WHAT NEEDS TO BE DONE. Among the lines of the records below, copy those that hold the word "screenshot".

(Beginning of STUDY MATERIAL)

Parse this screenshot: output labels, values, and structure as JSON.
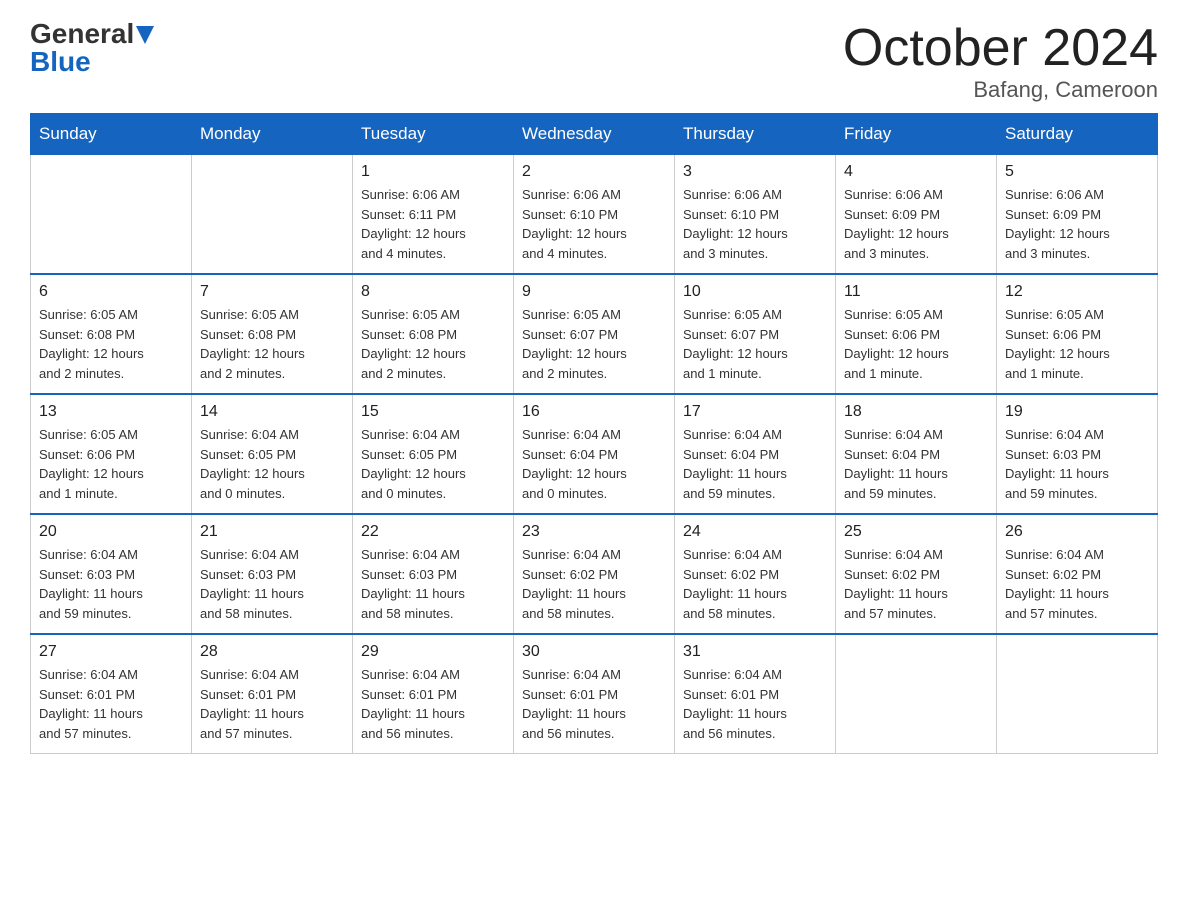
{
  "logo": {
    "general": "General",
    "blue": "Blue"
  },
  "title": "October 2024",
  "location": "Bafang, Cameroon",
  "days_of_week": [
    "Sunday",
    "Monday",
    "Tuesday",
    "Wednesday",
    "Thursday",
    "Friday",
    "Saturday"
  ],
  "weeks": [
    [
      {
        "day": "",
        "info": ""
      },
      {
        "day": "",
        "info": ""
      },
      {
        "day": "1",
        "info": "Sunrise: 6:06 AM\nSunset: 6:11 PM\nDaylight: 12 hours\nand 4 minutes."
      },
      {
        "day": "2",
        "info": "Sunrise: 6:06 AM\nSunset: 6:10 PM\nDaylight: 12 hours\nand 4 minutes."
      },
      {
        "day": "3",
        "info": "Sunrise: 6:06 AM\nSunset: 6:10 PM\nDaylight: 12 hours\nand 3 minutes."
      },
      {
        "day": "4",
        "info": "Sunrise: 6:06 AM\nSunset: 6:09 PM\nDaylight: 12 hours\nand 3 minutes."
      },
      {
        "day": "5",
        "info": "Sunrise: 6:06 AM\nSunset: 6:09 PM\nDaylight: 12 hours\nand 3 minutes."
      }
    ],
    [
      {
        "day": "6",
        "info": "Sunrise: 6:05 AM\nSunset: 6:08 PM\nDaylight: 12 hours\nand 2 minutes."
      },
      {
        "day": "7",
        "info": "Sunrise: 6:05 AM\nSunset: 6:08 PM\nDaylight: 12 hours\nand 2 minutes."
      },
      {
        "day": "8",
        "info": "Sunrise: 6:05 AM\nSunset: 6:08 PM\nDaylight: 12 hours\nand 2 minutes."
      },
      {
        "day": "9",
        "info": "Sunrise: 6:05 AM\nSunset: 6:07 PM\nDaylight: 12 hours\nand 2 minutes."
      },
      {
        "day": "10",
        "info": "Sunrise: 6:05 AM\nSunset: 6:07 PM\nDaylight: 12 hours\nand 1 minute."
      },
      {
        "day": "11",
        "info": "Sunrise: 6:05 AM\nSunset: 6:06 PM\nDaylight: 12 hours\nand 1 minute."
      },
      {
        "day": "12",
        "info": "Sunrise: 6:05 AM\nSunset: 6:06 PM\nDaylight: 12 hours\nand 1 minute."
      }
    ],
    [
      {
        "day": "13",
        "info": "Sunrise: 6:05 AM\nSunset: 6:06 PM\nDaylight: 12 hours\nand 1 minute."
      },
      {
        "day": "14",
        "info": "Sunrise: 6:04 AM\nSunset: 6:05 PM\nDaylight: 12 hours\nand 0 minutes."
      },
      {
        "day": "15",
        "info": "Sunrise: 6:04 AM\nSunset: 6:05 PM\nDaylight: 12 hours\nand 0 minutes."
      },
      {
        "day": "16",
        "info": "Sunrise: 6:04 AM\nSunset: 6:04 PM\nDaylight: 12 hours\nand 0 minutes."
      },
      {
        "day": "17",
        "info": "Sunrise: 6:04 AM\nSunset: 6:04 PM\nDaylight: 11 hours\nand 59 minutes."
      },
      {
        "day": "18",
        "info": "Sunrise: 6:04 AM\nSunset: 6:04 PM\nDaylight: 11 hours\nand 59 minutes."
      },
      {
        "day": "19",
        "info": "Sunrise: 6:04 AM\nSunset: 6:03 PM\nDaylight: 11 hours\nand 59 minutes."
      }
    ],
    [
      {
        "day": "20",
        "info": "Sunrise: 6:04 AM\nSunset: 6:03 PM\nDaylight: 11 hours\nand 59 minutes."
      },
      {
        "day": "21",
        "info": "Sunrise: 6:04 AM\nSunset: 6:03 PM\nDaylight: 11 hours\nand 58 minutes."
      },
      {
        "day": "22",
        "info": "Sunrise: 6:04 AM\nSunset: 6:03 PM\nDaylight: 11 hours\nand 58 minutes."
      },
      {
        "day": "23",
        "info": "Sunrise: 6:04 AM\nSunset: 6:02 PM\nDaylight: 11 hours\nand 58 minutes."
      },
      {
        "day": "24",
        "info": "Sunrise: 6:04 AM\nSunset: 6:02 PM\nDaylight: 11 hours\nand 58 minutes."
      },
      {
        "day": "25",
        "info": "Sunrise: 6:04 AM\nSunset: 6:02 PM\nDaylight: 11 hours\nand 57 minutes."
      },
      {
        "day": "26",
        "info": "Sunrise: 6:04 AM\nSunset: 6:02 PM\nDaylight: 11 hours\nand 57 minutes."
      }
    ],
    [
      {
        "day": "27",
        "info": "Sunrise: 6:04 AM\nSunset: 6:01 PM\nDaylight: 11 hours\nand 57 minutes."
      },
      {
        "day": "28",
        "info": "Sunrise: 6:04 AM\nSunset: 6:01 PM\nDaylight: 11 hours\nand 57 minutes."
      },
      {
        "day": "29",
        "info": "Sunrise: 6:04 AM\nSunset: 6:01 PM\nDaylight: 11 hours\nand 56 minutes."
      },
      {
        "day": "30",
        "info": "Sunrise: 6:04 AM\nSunset: 6:01 PM\nDaylight: 11 hours\nand 56 minutes."
      },
      {
        "day": "31",
        "info": "Sunrise: 6:04 AM\nSunset: 6:01 PM\nDaylight: 11 hours\nand 56 minutes."
      },
      {
        "day": "",
        "info": ""
      },
      {
        "day": "",
        "info": ""
      }
    ]
  ]
}
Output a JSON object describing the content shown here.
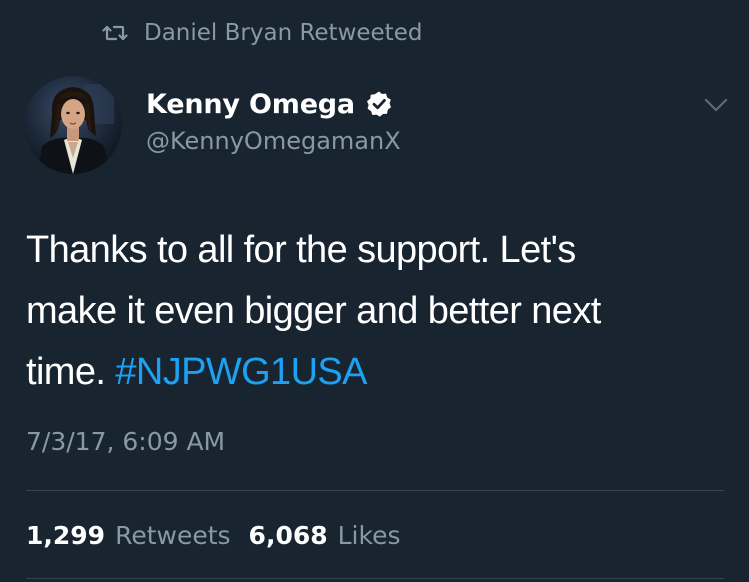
{
  "retweet": {
    "icon": "retweet-icon",
    "text": "Daniel Bryan Retweeted"
  },
  "author": {
    "name": "Kenny Omega",
    "verified": true,
    "handle": "@KennyOmegamanX",
    "avatar": "avatar-photo"
  },
  "tweet": {
    "line1": "Thanks to all for the support. Let's",
    "line2": "make it even bigger and better next",
    "line3_prefix": "time. ",
    "hashtag": "#NJPWG1USA",
    "timestamp": "7/3/17, 6:09 AM"
  },
  "stats": {
    "retweets_count": "1,299",
    "retweets_label": "Retweets",
    "likes_count": "6,068",
    "likes_label": "Likes"
  },
  "colors": {
    "background": "#182430",
    "secondary_text": "#8899a6",
    "hashtag": "#1da1f2",
    "divider": "#38444d"
  }
}
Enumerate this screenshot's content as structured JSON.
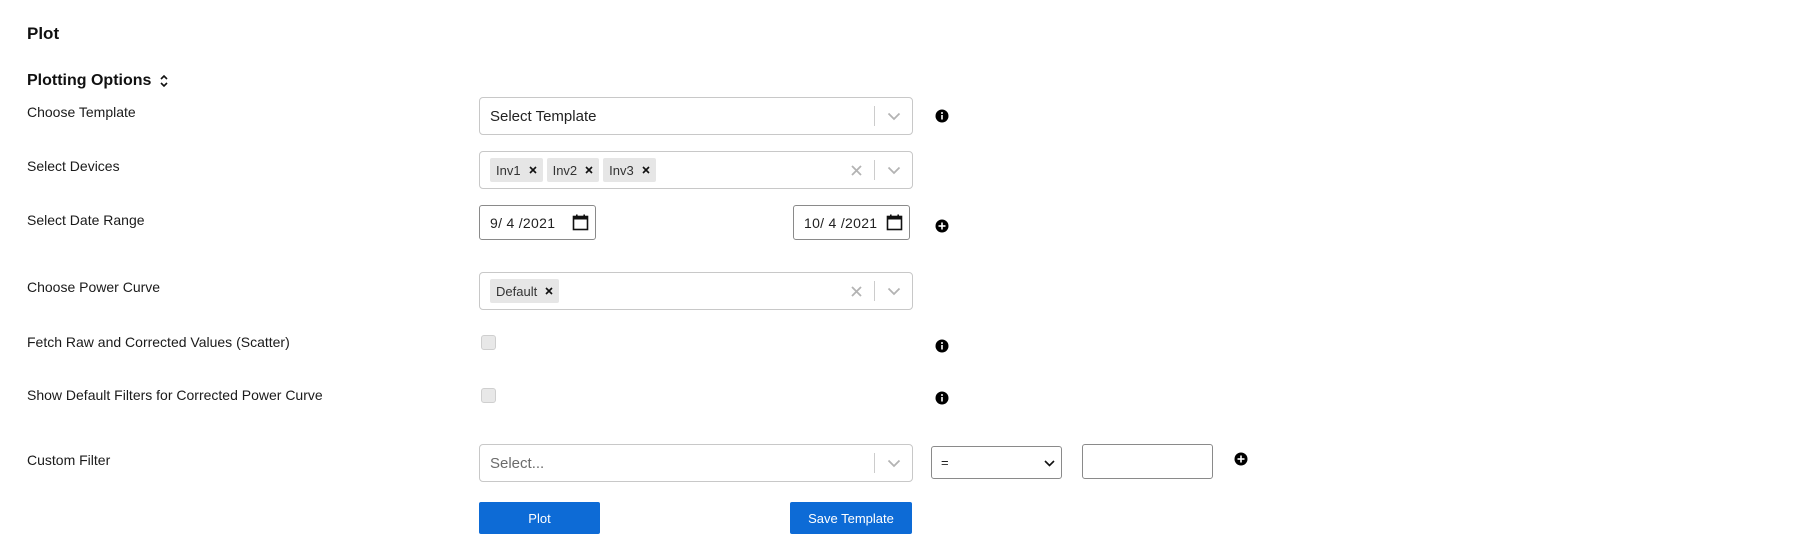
{
  "page": {
    "title": "Plot"
  },
  "section": {
    "title": "Plotting Options",
    "collapse_icon": "collapse-chevrons-icon"
  },
  "rows": {
    "template": {
      "label": "Choose Template",
      "placeholder": "Select Template"
    },
    "devices": {
      "label": "Select Devices",
      "tags": [
        "Inv1",
        "Inv2",
        "Inv3"
      ]
    },
    "date_range": {
      "label": "Select Date Range",
      "start": "9/ 4 /2021",
      "end": "10/ 4 /2021"
    },
    "power_curve": {
      "label": "Choose Power Curve",
      "tags": [
        "Default"
      ]
    },
    "fetch_raw": {
      "label": "Fetch Raw and Corrected Values (Scatter)",
      "checked": false
    },
    "default_filters": {
      "label": "Show Default Filters for Corrected Power Curve",
      "checked": false
    },
    "custom_filter": {
      "label": "Custom Filter",
      "placeholder": "Select...",
      "operator": "=",
      "value": ""
    }
  },
  "buttons": {
    "plot": "Plot",
    "save_template": "Save Template"
  },
  "icons": {
    "remove": "×"
  },
  "colors": {
    "primary": "#0d6bd6"
  }
}
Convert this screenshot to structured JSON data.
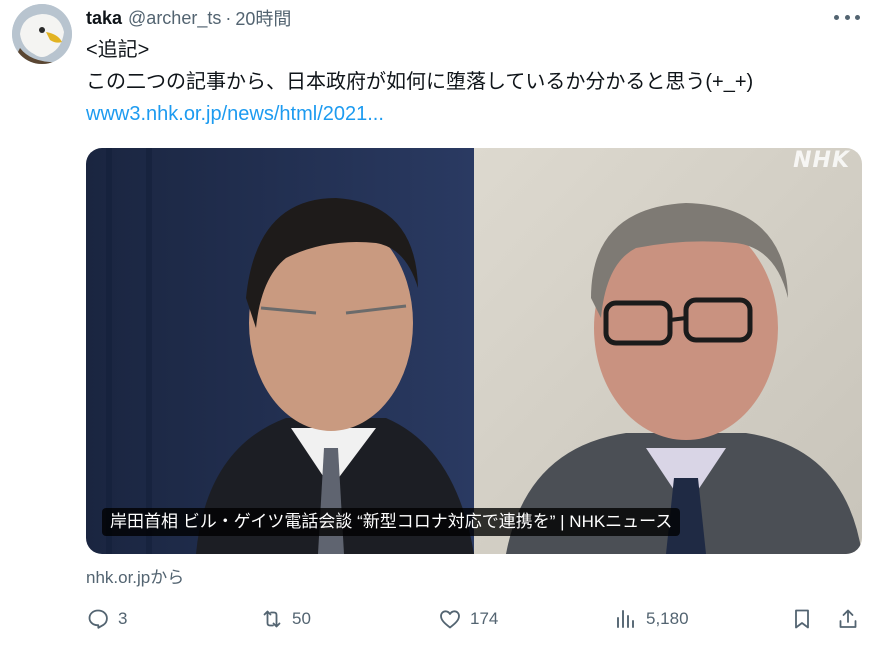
{
  "post": {
    "author": {
      "name": "taka",
      "handle": "@archer_ts",
      "separator": "·",
      "time": "20時間",
      "avatar_icon": "eagle-avatar"
    },
    "text": {
      "line1": "<追記>",
      "line2": "この二つの記事から、日本政府が如何に堕落しているか分かると思う(+_+)",
      "link": "www3.nhk.or.jp/news/html/2021..."
    },
    "card": {
      "title": "岸田首相 ビル・ゲイツ電話会談 “新型コロナ対応で連携を” | NHKニュース",
      "watermark": "NHK",
      "source": "nhk.or.jpから"
    },
    "actions": {
      "replies": "3",
      "retweets": "50",
      "likes": "174",
      "views": "5,180"
    }
  },
  "colors": {
    "text_primary": "#0f1419",
    "text_secondary": "#536471",
    "link": "#1d9bf0"
  }
}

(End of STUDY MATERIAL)

WRITTEN RESPONSE.
Parse this screenshot: output labels, values, and structure as JSON.
Enumerate this screenshot's content as structured JSON.
Convert this screenshot to structured JSON data.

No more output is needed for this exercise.